Give back the records that follow exactly, images excluded.

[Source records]
--------
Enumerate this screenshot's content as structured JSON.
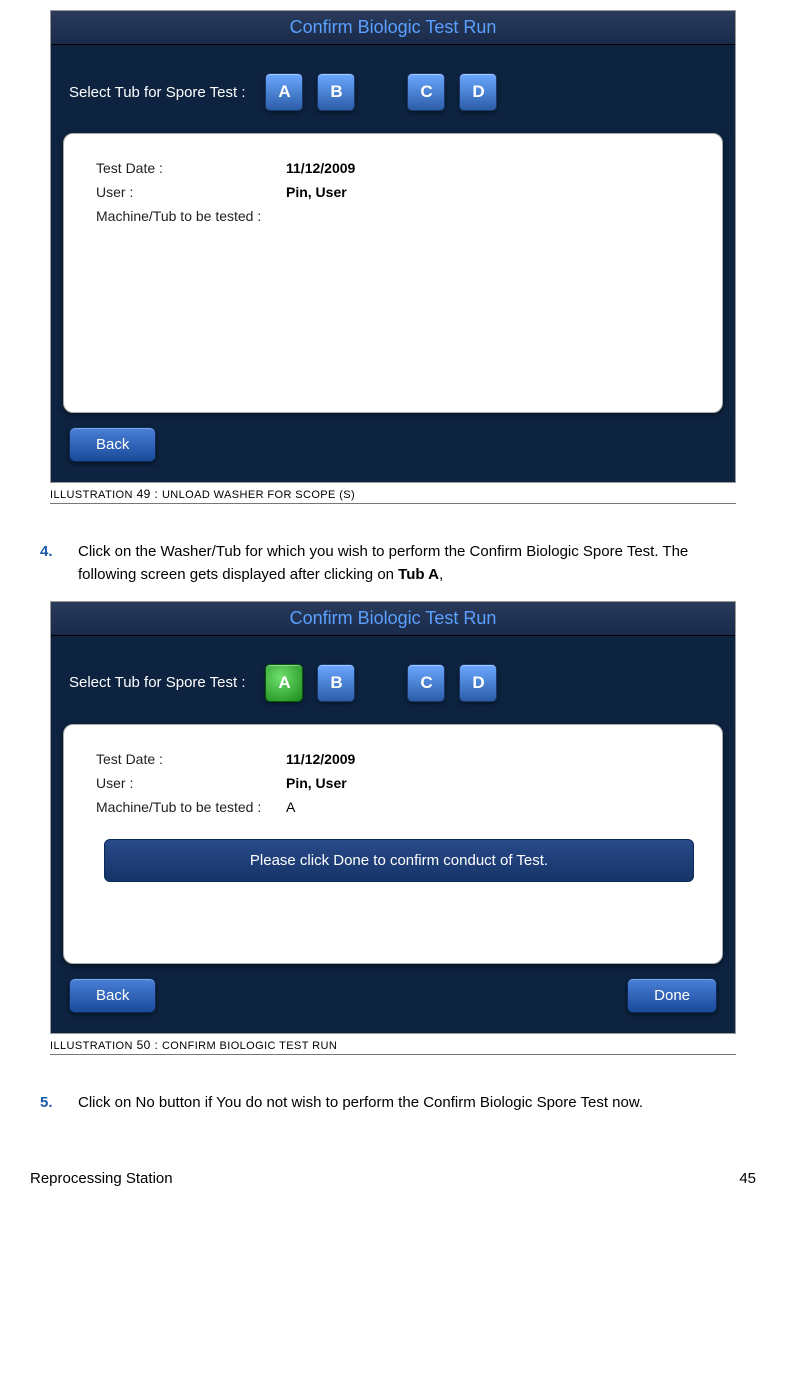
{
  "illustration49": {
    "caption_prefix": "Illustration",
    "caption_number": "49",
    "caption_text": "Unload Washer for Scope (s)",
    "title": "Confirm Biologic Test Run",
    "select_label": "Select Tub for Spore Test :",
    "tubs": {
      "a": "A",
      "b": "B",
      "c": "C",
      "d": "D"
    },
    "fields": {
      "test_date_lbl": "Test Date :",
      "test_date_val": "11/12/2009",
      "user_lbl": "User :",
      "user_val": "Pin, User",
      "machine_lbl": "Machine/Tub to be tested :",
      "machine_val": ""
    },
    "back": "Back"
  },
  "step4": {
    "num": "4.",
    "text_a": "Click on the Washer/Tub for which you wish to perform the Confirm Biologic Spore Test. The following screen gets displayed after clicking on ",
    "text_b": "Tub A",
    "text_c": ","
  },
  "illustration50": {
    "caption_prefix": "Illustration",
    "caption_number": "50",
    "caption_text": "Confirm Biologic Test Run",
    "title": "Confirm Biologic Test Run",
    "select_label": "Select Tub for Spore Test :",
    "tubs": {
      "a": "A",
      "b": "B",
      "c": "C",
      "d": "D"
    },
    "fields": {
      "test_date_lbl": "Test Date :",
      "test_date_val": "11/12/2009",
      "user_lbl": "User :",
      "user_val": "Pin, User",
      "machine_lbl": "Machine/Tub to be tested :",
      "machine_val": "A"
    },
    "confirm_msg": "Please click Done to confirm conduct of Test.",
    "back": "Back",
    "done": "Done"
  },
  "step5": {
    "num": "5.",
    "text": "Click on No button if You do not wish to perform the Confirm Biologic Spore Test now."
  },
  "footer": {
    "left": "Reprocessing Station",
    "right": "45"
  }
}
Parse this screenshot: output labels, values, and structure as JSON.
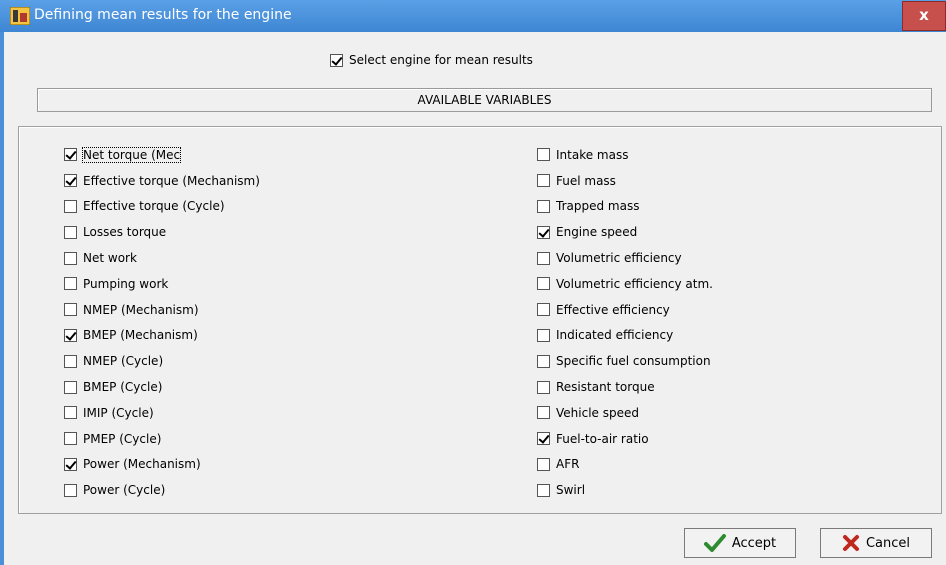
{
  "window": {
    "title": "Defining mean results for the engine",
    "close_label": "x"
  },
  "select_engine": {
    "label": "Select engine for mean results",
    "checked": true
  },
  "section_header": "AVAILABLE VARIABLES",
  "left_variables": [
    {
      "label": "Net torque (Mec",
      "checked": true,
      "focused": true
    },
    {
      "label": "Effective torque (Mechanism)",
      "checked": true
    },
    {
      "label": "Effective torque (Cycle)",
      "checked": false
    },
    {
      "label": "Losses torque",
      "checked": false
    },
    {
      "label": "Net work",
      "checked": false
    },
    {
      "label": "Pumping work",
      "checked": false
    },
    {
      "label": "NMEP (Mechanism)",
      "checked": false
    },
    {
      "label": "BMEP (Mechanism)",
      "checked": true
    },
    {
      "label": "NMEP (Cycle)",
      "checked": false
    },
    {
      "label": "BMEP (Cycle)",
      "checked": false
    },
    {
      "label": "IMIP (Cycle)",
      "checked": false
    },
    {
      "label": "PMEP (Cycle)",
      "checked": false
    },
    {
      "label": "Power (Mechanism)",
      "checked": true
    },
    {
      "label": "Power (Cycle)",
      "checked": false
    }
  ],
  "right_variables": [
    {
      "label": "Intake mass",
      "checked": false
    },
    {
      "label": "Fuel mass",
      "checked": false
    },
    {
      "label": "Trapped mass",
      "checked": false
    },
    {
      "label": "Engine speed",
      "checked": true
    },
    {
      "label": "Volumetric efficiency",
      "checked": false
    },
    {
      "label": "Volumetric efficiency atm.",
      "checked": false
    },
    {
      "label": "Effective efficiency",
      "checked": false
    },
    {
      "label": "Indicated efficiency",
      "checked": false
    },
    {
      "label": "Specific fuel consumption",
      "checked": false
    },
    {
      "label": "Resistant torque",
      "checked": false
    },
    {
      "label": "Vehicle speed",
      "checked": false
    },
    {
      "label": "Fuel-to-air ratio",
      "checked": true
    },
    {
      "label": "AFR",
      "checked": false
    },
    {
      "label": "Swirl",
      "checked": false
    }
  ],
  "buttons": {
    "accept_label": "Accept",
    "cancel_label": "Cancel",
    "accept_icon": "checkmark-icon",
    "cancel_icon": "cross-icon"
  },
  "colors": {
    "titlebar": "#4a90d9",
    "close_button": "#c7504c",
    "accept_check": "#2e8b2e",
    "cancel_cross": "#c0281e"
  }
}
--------
● **ANSWER TO THE EXERCISE**
Enumerate this screenshot's content as structured JSON.
{
  "illustration49": {
    "caption_prefix": "Illustration",
    "caption_number": "49",
    "caption_text": "Unload Washer for Scope (s)",
    "title": "Confirm Biologic Test Run",
    "select_label": "Select Tub for Spore Test :",
    "tubs": {
      "a": "A",
      "b": "B",
      "c": "C",
      "d": "D"
    },
    "fields": {
      "test_date_lbl": "Test Date :",
      "test_date_val": "11/12/2009",
      "user_lbl": "User :",
      "user_val": "Pin, User",
      "machine_lbl": "Machine/Tub to be tested :",
      "machine_val": ""
    },
    "back": "Back"
  },
  "step4": {
    "num": "4.",
    "text_a": "Click on the Washer/Tub for which you wish to perform the Confirm Biologic Spore Test. The following screen gets displayed after clicking on ",
    "text_b": "Tub A",
    "text_c": ","
  },
  "illustration50": {
    "caption_prefix": "Illustration",
    "caption_number": "50",
    "caption_text": "Confirm Biologic Test Run",
    "title": "Confirm Biologic Test Run",
    "select_label": "Select Tub for Spore Test :",
    "tubs": {
      "a": "A",
      "b": "B",
      "c": "C",
      "d": "D"
    },
    "fields": {
      "test_date_lbl": "Test Date :",
      "test_date_val": "11/12/2009",
      "user_lbl": "User :",
      "user_val": "Pin, User",
      "machine_lbl": "Machine/Tub to be tested :",
      "machine_val": "A"
    },
    "confirm_msg": "Please click Done to confirm conduct of Test.",
    "back": "Back",
    "done": "Done"
  },
  "step5": {
    "num": "5.",
    "text": "Click on No button if You do not wish to perform the Confirm Biologic Spore Test now."
  },
  "footer": {
    "left": "Reprocessing Station",
    "right": "45"
  }
}
Parse this screenshot: output labels, values, and structure as JSON.
{
  "window": {
    "title": "Defining mean results for the engine",
    "close_label": "x"
  },
  "select_engine": {
    "label": "Select engine for mean results",
    "checked": true
  },
  "section_header": "AVAILABLE VARIABLES",
  "left_variables": [
    {
      "label": "Net torque (Mec",
      "checked": true,
      "focused": true
    },
    {
      "label": "Effective torque (Mechanism)",
      "checked": true
    },
    {
      "label": "Effective torque (Cycle)",
      "checked": false
    },
    {
      "label": "Losses torque",
      "checked": false
    },
    {
      "label": "Net work",
      "checked": false
    },
    {
      "label": "Pumping work",
      "checked": false
    },
    {
      "label": "NMEP (Mechanism)",
      "checked": false
    },
    {
      "label": "BMEP (Mechanism)",
      "checked": true
    },
    {
      "label": "NMEP (Cycle)",
      "checked": false
    },
    {
      "label": "BMEP (Cycle)",
      "checked": false
    },
    {
      "label": "IMIP (Cycle)",
      "checked": false
    },
    {
      "label": "PMEP (Cycle)",
      "checked": false
    },
    {
      "label": "Power (Mechanism)",
      "checked": true
    },
    {
      "label": "Power (Cycle)",
      "checked": false
    }
  ],
  "right_variables": [
    {
      "label": "Intake mass",
      "checked": false
    },
    {
      "label": "Fuel mass",
      "checked": false
    },
    {
      "label": "Trapped mass",
      "checked": false
    },
    {
      "label": "Engine speed",
      "checked": true
    },
    {
      "label": "Volumetric efficiency",
      "checked": false
    },
    {
      "label": "Volumetric efficiency atm.",
      "checked": false
    },
    {
      "label": "Effective efficiency",
      "checked": false
    },
    {
      "label": "Indicated efficiency",
      "checked": false
    },
    {
      "label": "Specific fuel consumption",
      "checked": false
    },
    {
      "label": "Resistant torque",
      "checked": false
    },
    {
      "label": "Vehicle speed",
      "checked": false
    },
    {
      "label": "Fuel-to-air ratio",
      "checked": true
    },
    {
      "label": "AFR",
      "checked": false
    },
    {
      "label": "Swirl",
      "checked": false
    }
  ],
  "buttons": {
    "accept_label": "Accept",
    "cancel_label": "Cancel",
    "accept_icon": "checkmark-icon",
    "cancel_icon": "cross-icon"
  },
  "colors": {
    "titlebar": "#4a90d9",
    "close_button": "#c7504c",
    "accept_check": "#2e8b2e",
    "cancel_cross": "#c0281e"
  }
}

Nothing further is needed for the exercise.